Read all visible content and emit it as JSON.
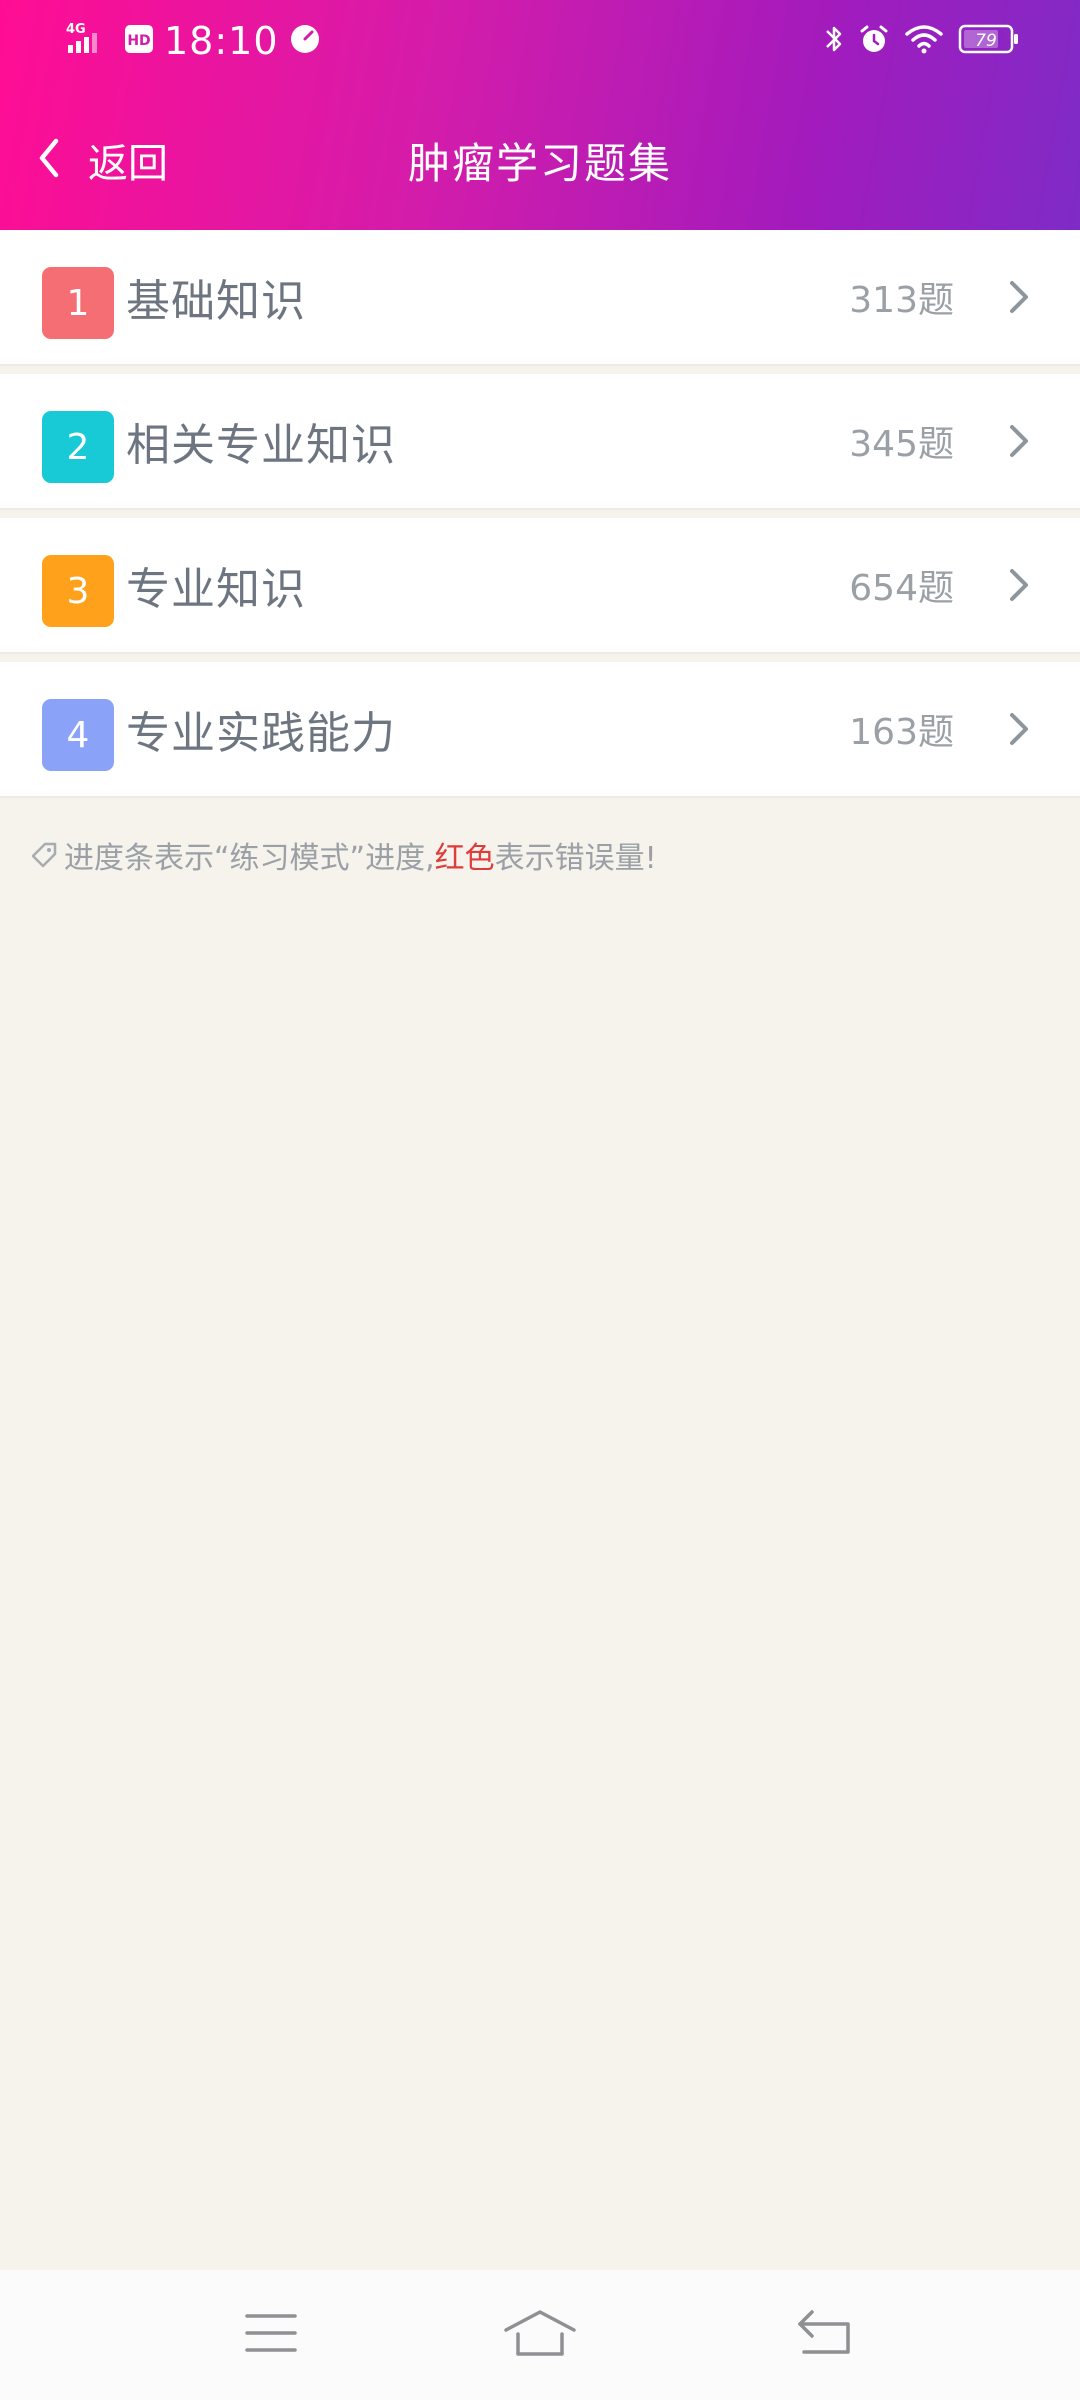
{
  "status_bar": {
    "network": "4G",
    "hd_label": "HD",
    "time": "18:10",
    "battery": "79"
  },
  "nav": {
    "back_label": "返回",
    "title": "肿瘤学习题集"
  },
  "items": [
    {
      "index": "1",
      "title": "基础知识",
      "count": "313题",
      "color": "#f56e73"
    },
    {
      "index": "2",
      "title": "相关专业知识",
      "count": "345题",
      "color": "#18c9d6"
    },
    {
      "index": "3",
      "title": "专业知识",
      "count": "654题",
      "color": "#ffa11a"
    },
    {
      "index": "4",
      "title": "专业实践能力",
      "count": "163题",
      "color": "#8aa2f7"
    }
  ],
  "note": {
    "prefix": "进度条表示“练习模式”进度,",
    "red": "红色",
    "suffix": "表示错误量!"
  },
  "icons": {
    "back": "chevron-left-icon",
    "chevron": "chevron-right-icon",
    "menu": "menu-icon",
    "home": "home-icon",
    "return": "return-icon"
  }
}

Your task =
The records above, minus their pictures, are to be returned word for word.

Expected answer =
Read all visible content and emit it as JSON.
{
  "status_bar": {
    "network": "4G",
    "hd_label": "HD",
    "time": "18:10",
    "battery": "79"
  },
  "nav": {
    "back_label": "返回",
    "title": "肿瘤学习题集"
  },
  "items": [
    {
      "index": "1",
      "title": "基础知识",
      "count": "313题",
      "color": "#f56e73"
    },
    {
      "index": "2",
      "title": "相关专业知识",
      "count": "345题",
      "color": "#18c9d6"
    },
    {
      "index": "3",
      "title": "专业知识",
      "count": "654题",
      "color": "#ffa11a"
    },
    {
      "index": "4",
      "title": "专业实践能力",
      "count": "163题",
      "color": "#8aa2f7"
    }
  ],
  "note": {
    "prefix": "进度条表示“练习模式”进度,",
    "red": "红色",
    "suffix": "表示错误量!"
  },
  "icons": {
    "back": "chevron-left-icon",
    "chevron": "chevron-right-icon",
    "menu": "menu-icon",
    "home": "home-icon",
    "return": "return-icon"
  }
}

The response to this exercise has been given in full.